Saturday, May 27, 2017

Beatriz at Dinner

This year, we're returning to core values -- only short, decisive synopses of a film's most important attributes. No more drunk history about a movie's genesis, no more gushing all over an actress's blouse and achievements. Just the cold, hard facts.

In this long awaited remake of Guess Who's Coming to Dinner, John Lithgow plays an unscrupulous real estate developer. One who believes that the death of our world is inevitable, that we should embrace self annihilation and live life to its fullest, by kicking octopuses up and down the pier until they're dead, and make no apologies.

Beatriz, played by Salma Hayek, is a practitioner of alternative medicines. She's a Californian nowadays, but is originally from some place in Mexico that I can't even spell or pronounce. She works in a clinic, primarily with cancer patients. Her life is a futile war against suffering and death, and she literally can feel a person's pain.

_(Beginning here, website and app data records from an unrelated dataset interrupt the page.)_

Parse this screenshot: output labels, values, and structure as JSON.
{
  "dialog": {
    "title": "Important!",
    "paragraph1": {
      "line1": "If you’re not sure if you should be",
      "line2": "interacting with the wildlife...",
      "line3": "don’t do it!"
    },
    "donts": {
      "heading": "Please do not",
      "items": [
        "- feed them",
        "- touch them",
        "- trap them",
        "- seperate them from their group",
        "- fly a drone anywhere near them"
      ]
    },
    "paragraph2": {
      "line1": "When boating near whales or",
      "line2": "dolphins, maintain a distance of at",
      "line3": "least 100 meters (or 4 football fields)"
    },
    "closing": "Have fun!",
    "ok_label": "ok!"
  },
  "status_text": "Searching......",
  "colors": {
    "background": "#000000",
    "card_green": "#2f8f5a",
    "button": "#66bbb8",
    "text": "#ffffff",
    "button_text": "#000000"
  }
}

This is an unsettling and depressing film. There are a lot of unanswered questions about the hinted-at history that ties Lithgow and Hayek to one another. There are unexplained goat fatalities. See it for the acting and not the answers, which are missing.

- Ron Shaker

Venue: Seattle International Film Festival, 2017
Country: USA
Language: English
Genres: Drama
Rating: 6/10

SIFF
IMDB
Roadside Attractions